In the notebook you already saw a simple baseline model, the Random Forest Classifier, which is generally a good starting point for tabular data. Your educational background should give you enough intuition as to which model type is suitable for the task at hand. If you have no sense of what model would fit your particular classification or regression problem, you could consider using PyCaret for tabular data to automatically try out a suite of frequently used machine learning algorithms with a single function call.
3.3 Hyperparameter Tuning
Now that you settled for a model and a performance metric, the fun can begin. Manually tuning the hyperparameters of your model will only get you so far. The default way of brute forcing is by using a grid- or random search, for example using scikit-learn. However, these methods can be extremely resource-intensive. Sklearn’s built-in grid- and randomized search aren’t the most advanced methods, although they can be a good option for less computationally intensive models. For models that have longer training times, e.g. boosting trees and neural networks, more advanced optimization methods are better suited. Have a look at this blog on Bayesian optimization by Vantage alumnus Mike or this more general blog about hyperparameter tuning to get an idea of different tuning methods.
More efficient exploration of your parameter space can be achieved by utilizing some advanced hyperparameter optimization libraries for Python. One good example is Optuna, which lists some examples in their GitHub repository.
Use the techniques above to improve the performance of the simple model in the notebook.
- Choose a performance metric that you think fits this particular case best.
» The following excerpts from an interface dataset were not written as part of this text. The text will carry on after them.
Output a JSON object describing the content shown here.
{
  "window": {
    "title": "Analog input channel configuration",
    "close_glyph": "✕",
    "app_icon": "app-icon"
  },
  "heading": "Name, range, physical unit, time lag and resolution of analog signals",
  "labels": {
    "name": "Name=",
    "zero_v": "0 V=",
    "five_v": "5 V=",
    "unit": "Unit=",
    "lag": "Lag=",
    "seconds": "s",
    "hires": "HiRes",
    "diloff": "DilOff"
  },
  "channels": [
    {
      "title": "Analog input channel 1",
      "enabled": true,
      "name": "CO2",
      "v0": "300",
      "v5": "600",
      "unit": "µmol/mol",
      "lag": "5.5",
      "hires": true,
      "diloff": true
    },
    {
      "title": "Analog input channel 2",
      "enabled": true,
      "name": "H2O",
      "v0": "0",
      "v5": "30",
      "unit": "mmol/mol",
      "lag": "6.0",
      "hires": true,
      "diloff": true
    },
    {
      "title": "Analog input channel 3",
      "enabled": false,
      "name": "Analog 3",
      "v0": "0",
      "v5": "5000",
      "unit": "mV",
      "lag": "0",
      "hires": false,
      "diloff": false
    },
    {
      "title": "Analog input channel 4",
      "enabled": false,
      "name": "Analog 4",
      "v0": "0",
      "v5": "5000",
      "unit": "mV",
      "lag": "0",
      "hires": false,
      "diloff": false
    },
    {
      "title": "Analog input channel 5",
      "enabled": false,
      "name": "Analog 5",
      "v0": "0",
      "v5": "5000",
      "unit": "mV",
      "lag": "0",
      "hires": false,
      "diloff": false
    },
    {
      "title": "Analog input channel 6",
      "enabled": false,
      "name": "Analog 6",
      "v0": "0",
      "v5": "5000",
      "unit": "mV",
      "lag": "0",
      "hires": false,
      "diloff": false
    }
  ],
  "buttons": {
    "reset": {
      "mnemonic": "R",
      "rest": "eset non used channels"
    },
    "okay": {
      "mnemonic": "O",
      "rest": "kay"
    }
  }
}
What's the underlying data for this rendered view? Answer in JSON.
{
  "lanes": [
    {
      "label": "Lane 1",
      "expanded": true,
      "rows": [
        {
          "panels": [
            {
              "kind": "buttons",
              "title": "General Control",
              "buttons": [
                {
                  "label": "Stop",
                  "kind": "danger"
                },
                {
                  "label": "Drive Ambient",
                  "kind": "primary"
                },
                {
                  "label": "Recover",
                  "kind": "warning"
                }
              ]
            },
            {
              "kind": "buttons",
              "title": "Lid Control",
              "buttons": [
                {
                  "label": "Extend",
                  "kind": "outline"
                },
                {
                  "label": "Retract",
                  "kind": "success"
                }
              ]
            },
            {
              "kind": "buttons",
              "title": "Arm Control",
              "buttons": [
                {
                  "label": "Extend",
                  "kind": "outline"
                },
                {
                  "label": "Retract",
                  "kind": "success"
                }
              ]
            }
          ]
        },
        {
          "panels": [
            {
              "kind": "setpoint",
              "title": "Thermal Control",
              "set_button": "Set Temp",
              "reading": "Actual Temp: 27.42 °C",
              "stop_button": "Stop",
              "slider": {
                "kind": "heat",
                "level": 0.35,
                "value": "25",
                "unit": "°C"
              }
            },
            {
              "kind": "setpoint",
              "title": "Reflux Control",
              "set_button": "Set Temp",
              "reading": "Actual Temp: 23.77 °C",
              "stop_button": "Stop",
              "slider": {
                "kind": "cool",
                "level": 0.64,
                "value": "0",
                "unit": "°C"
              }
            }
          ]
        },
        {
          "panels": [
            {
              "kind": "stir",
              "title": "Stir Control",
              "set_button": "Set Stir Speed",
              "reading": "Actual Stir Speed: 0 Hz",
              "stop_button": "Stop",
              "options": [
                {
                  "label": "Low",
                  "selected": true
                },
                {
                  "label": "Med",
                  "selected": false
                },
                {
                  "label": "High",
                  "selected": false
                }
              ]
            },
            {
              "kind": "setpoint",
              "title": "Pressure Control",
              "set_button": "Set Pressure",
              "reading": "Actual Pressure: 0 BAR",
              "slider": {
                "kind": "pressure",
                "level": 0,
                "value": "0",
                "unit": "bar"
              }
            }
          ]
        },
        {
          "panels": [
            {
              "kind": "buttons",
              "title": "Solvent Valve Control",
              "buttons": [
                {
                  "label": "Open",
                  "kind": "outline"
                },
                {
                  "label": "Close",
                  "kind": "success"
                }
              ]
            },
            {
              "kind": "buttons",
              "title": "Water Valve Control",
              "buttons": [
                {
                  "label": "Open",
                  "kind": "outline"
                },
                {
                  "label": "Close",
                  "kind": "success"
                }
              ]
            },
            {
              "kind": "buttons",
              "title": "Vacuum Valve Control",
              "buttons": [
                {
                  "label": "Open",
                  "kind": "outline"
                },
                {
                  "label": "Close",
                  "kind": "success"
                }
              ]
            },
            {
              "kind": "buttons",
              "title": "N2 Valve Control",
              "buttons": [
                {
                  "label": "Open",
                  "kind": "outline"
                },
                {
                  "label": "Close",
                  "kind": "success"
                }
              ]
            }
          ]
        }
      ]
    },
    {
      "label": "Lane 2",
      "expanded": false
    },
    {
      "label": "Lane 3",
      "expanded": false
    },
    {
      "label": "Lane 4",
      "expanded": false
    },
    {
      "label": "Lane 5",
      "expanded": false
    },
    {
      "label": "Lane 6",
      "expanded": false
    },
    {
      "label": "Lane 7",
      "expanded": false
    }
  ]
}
Describe why you think it is the best fit.
- Try out at least three different models and see which model performs best.
- Choose one of more models from step 2 and try to tune its hyperparameters to improve the performance even more.